It can be said that actresses rule 2002. Miriam Yeung, with her infectious laughs, successfully replaces Sammi Cheng as the new OL projection on screen. The Twins duo, Charlene Choi and Gillian Chung, have each starred in If U Care (Gillian Chung) and My Wife is 18 (Charlene Choi), and together in Summer Breeze of Love and Just One Look. Among them, My Wife is 18 and in Summer Breeze of Love were box office hits. Nine Girls and a Ghost, starring the even younger group Cookies, though with a rather unimpressive box office record, was at least a hype film that caused some stir. Comparing to male groups such as Shine, or male stars such as Nicholas Tse or Shawn Yu, those stars on paper only generate too much negative press and offer no box office guarantee. Hence, 2002 is indeed the year of female stars.

Many are baffled by Twins' huge popularity, and try to offer a rather simplistic explanation in the superficialization of local pop culture and the new generation, which is not very convincing (at least it fails to explain my acceptance and liking for Twins). Even if, instead of cultural phenomenon, we try to seek an explanation in marketing calculation, their success came as a total surprise to many in the business.

The Twins duo are not particularly pretty, and far from sexy. They speak with a lisp, and you won't be impressed by their singing abilities. They are respectively 19 and 20 - no longer in their teens. Female duos have never been red hot in local music scene. From the Chopsticks in the early days, Dream Theatre, Face to Face and Echo in the later days, to the more contemporary B2, none could be said to be a sensation. Twins, however, have captured the heart of their audience, who aged from 3 to 80 (it is indeed rare to find other concert audience consisting a sizable preteens). The popularity of Twins is exceptional, they must have satisfied some of our collective desires.
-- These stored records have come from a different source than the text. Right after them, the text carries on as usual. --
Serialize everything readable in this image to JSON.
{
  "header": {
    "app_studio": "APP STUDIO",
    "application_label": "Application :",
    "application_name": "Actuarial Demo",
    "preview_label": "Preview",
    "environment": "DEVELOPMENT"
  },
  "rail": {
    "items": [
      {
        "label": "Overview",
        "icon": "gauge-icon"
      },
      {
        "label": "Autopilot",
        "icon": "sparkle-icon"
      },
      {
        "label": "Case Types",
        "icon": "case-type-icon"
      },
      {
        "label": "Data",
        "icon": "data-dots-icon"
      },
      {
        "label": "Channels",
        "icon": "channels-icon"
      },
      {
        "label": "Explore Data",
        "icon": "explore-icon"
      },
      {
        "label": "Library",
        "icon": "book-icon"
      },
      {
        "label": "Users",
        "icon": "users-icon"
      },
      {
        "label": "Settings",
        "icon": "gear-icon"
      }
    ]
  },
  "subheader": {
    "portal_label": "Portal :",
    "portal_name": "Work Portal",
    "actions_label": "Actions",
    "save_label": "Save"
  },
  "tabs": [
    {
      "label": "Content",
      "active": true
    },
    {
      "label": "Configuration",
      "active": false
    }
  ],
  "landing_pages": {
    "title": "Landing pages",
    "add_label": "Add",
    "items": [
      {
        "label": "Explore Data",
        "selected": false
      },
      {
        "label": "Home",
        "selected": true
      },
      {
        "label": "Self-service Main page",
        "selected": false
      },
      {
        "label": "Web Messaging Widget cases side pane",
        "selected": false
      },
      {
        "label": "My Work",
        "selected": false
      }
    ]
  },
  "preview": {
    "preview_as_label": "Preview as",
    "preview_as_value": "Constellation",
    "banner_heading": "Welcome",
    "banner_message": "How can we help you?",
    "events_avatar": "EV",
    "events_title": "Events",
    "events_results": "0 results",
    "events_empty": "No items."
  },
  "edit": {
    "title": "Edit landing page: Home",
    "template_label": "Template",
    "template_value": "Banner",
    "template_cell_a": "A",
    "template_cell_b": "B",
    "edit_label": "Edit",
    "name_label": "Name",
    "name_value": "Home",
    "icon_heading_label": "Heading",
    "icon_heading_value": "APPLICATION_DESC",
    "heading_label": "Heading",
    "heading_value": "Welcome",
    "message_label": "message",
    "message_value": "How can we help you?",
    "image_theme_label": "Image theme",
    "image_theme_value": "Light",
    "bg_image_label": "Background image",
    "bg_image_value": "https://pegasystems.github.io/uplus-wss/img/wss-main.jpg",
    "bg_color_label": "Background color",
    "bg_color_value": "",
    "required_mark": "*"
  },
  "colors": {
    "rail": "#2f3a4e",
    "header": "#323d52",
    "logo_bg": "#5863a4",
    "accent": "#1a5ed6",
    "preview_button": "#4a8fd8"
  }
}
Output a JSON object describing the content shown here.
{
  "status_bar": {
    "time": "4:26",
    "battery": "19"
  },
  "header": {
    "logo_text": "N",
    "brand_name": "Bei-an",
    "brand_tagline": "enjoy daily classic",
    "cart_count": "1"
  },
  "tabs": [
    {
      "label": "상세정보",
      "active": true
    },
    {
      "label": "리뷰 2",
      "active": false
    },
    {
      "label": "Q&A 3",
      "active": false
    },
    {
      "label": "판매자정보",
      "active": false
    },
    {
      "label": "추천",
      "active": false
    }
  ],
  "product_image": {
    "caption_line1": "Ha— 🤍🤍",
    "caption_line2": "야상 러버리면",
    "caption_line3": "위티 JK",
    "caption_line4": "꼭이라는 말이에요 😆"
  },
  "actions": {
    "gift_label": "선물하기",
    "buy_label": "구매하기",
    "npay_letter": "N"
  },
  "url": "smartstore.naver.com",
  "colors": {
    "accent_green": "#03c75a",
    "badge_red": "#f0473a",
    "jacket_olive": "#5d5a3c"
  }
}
I would say that it is extreme escapism and that our society is becoming more and more infantile (even atavistic). Both, of course, are reactions to the current social conditions. If we scrape deep, the message buried in their teenage flicks is: though these girls are much younger, or inexperienced, than adults or the older generation, they are much more sensible in comparison. It is obvious in Summer Breeze of Love, when Gillian Chung, in the comics shop scene, lectures a divorced man the proper way to handle a child in tantrum. Or in Just One Look, the angel, again played by Chung, learns the way of the world, and grows up, much faster than the male main character played by Shawn Yu. The characters they play are invariably positive ones who harbour no evil, see no evil, and yet, rare for women, they always get what they want. In a society where the prevailing sentiment is the refusal to face the reality, it breeds a subconscious longing for the return to the worry free childhood. The extreme form of this infantilism is back to the mother's womb, where it offers warmth and protection.

Twins are like the princesses in fairy tales, but they are not high on a pedestal. I would not fall in love with such a princess, but I would not mind having such a sister. They are like rays of sunshine. In a depressed society, if a snatch of song, or a sunny face could light us up and take us away from the reality for a while, then why not? They are the goddesses next door, far and yet close. In fact, they serve the function of the Door God: they promise us happiness, and allow us forget the stormy weather outside.

By Bono Lee

(Translated by Teri Chan)